By then, Shelby had lost interest in the Daytona coupe. The Ford GT program was now in his hands, along with a lot of Ford money, and the executives in Dearborn had declared that further development of the Daytona, which had so far proven to be faster than Ford’s own mid-engine coupe, was forbidden. Even so, when handed over to a British team for the 1965 season, the Daytonas won eight of the 10 races they entered and captured the championship that had eluded them the previous year, albeit with no major opposition from Ferrari.
And then, like so many racing cars of the period, the six Daytona coupes were deemed worthless. They sat, some for several years, in Shelby’s shop, awaiting buyers who were slow to come forth. Should one of the six—all have survived, and all but one have been restored to better-than-new condition—change hands today, it would command a sum in the range of $5 million to $6 million, for Peter Brock’s once-scorned design has come to be valued for its beauty as well as its racing success.
The Other New Daytona Coupe
Nowadays, Carroll Shelby is a big fan of the Cobra Daytona coupe. For some years, he owned one of the six originals and was therefore receptive when Paul Andrews, proprietor of Cobra and Shelby Classic Cars, approached him with the idea of building “continuation” versions of the original, using either existing Cobra roadster chassis or near-identical re-creations. Along with Shelby’s blessing came the right to use a block of serial numbers sequential to those assigned in 1963.
The new coupes, 10 of which have been completed or are under construction at the present time, are incredibly faithful replicas. Andrews supervised the restoration of three of the six built in 1963 and 1964, and so he was able to take measurements and examine details to ensure accuracy. The final body shape, hand-formed like the originals in aluminum, is something of an amalgamation, because all three were different. However, a customer can order a car with a body that precisely matches any one of the originals.
Underneath the skin, the new cars are equally correct. Their ladder frames are indistinguishable from those supplied to Shelby by AC Cars, and all parts are sourced from the original manufacturers or are purpose-built duplicates, from the transversely mounted leaf springs used in the suspension to the switches and gauges in the cockpit to the small-block Ford V-8 engine with four large Weber carburetors that barely clear the bulge in the hood panel.

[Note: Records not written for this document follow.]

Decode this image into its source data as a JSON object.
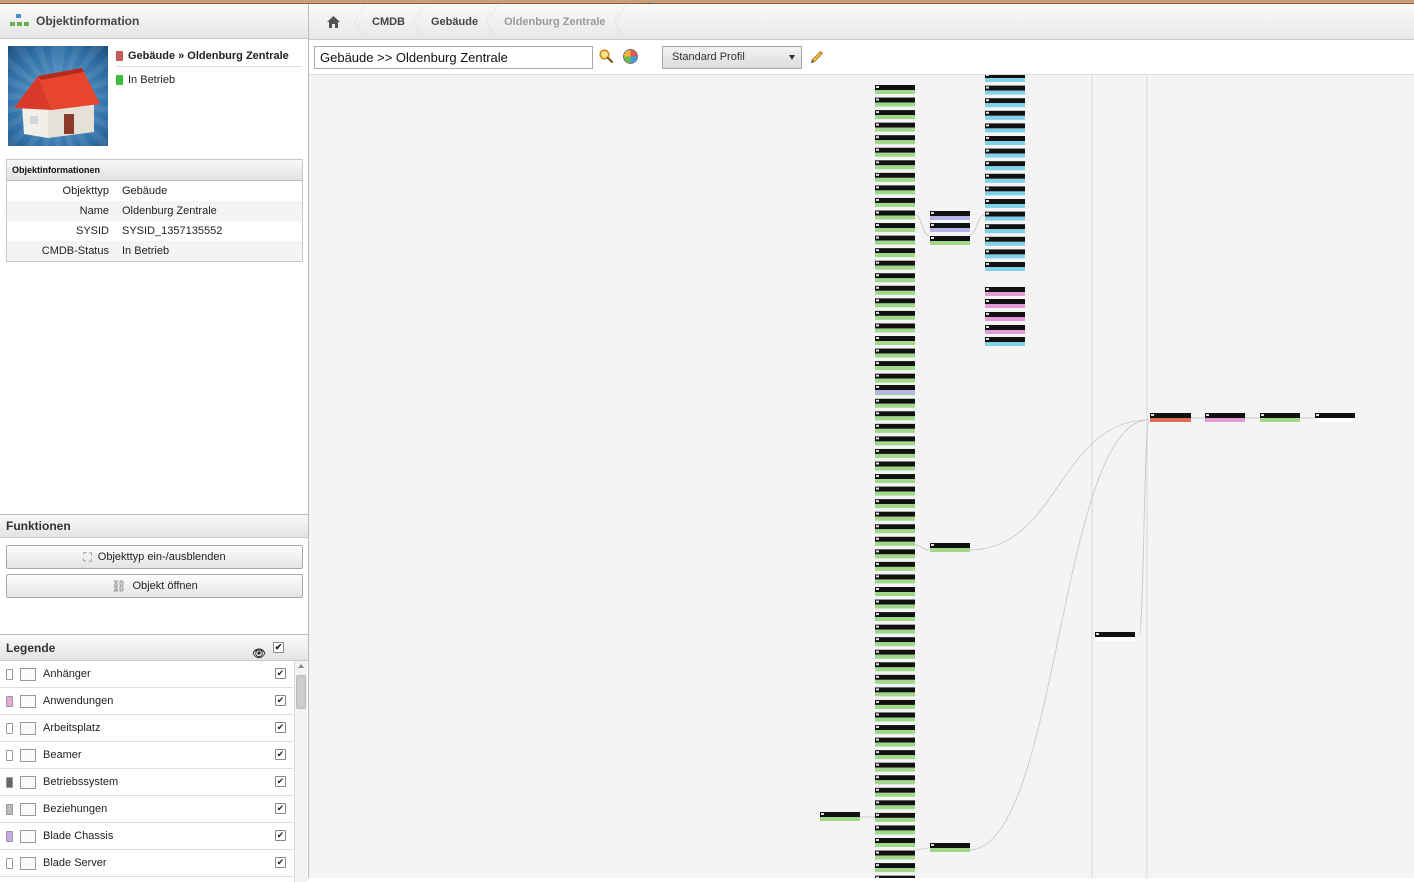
{
  "panel": {
    "title": "Objektinformation"
  },
  "object": {
    "title": "Gebäude » Oldenburg Zentrale",
    "status": "In Betrieb",
    "info_header": "Objektinformationen",
    "rows": [
      {
        "key": "Objekttyp",
        "value": "Gebäude"
      },
      {
        "key": "Name",
        "value": "Oldenburg Zentrale"
      },
      {
        "key": "SYSID",
        "value": "SYSID_1357135552"
      },
      {
        "key": "CMDB-Status",
        "value": "In Betrieb"
      }
    ]
  },
  "functions": {
    "title": "Funktionen",
    "toggle_label": "Objekttyp ein-/ausblenden",
    "open_label": "Objekt öffnen"
  },
  "legend": {
    "title": "Legende",
    "items": [
      {
        "label": "Anhänger",
        "color": "#ffffff"
      },
      {
        "label": "Anwendungen",
        "color": "#e9a9d8"
      },
      {
        "label": "Arbeitsplatz",
        "color": "#ffffff"
      },
      {
        "label": "Beamer",
        "color": "#ffffff"
      },
      {
        "label": "Betriebssystem",
        "color": "#666666"
      },
      {
        "label": "Beziehungen",
        "color": "#bbbbbb"
      },
      {
        "label": "Blade Chassis",
        "color": "#c9a8e8"
      },
      {
        "label": "Blade Server",
        "color": "#ffffff"
      }
    ]
  },
  "breadcrumb": {
    "items": [
      "CMDB",
      "Gebäude",
      "Oldenburg Zentrale"
    ]
  },
  "toolbar": {
    "search_value": "Gebäude >> Oldenburg Zentrale",
    "profile": "Standard Profil"
  },
  "colors": {
    "node_green": "#9fd88a",
    "node_cyan": "#7fd3e8",
    "node_pink": "#e39ad6",
    "node_red": "#e06a58",
    "node_black": "#111111"
  }
}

Finish quality of the continuation cars, built at McCluskey Ltd. in Torrance, Calif., is naturally far better than that of the 1963–1964 cars. The first six were racers, built quickly and altered (sometimes crudely) as they competed; they needed to look good only at a distance. Expectations are higher now, so the new cars are delivered in 100-point show car condition, although a couple of those that have already sold were intended for—and have competed in—vintage racing.
All this hand labor and attention to detail comes at a price. A “standard” coupe, built on a new chassis and equipped to original specifications, costs about $350,000 and takes a minimum of one year to complete. Because each is built to order, customer wishes—for air-conditioning, more powerful engines, and detail changes, for example—are accommodated at extra cost.
Thanks to Andrews’ project, Carroll Shelby again owns a Daytona coupe. His combines one of the new bodies with a chassis salvaged from an original Cobra roadster.
Orders for the McCluskey-built Daytona coupes can be placed through Andrews at 609.744.2813.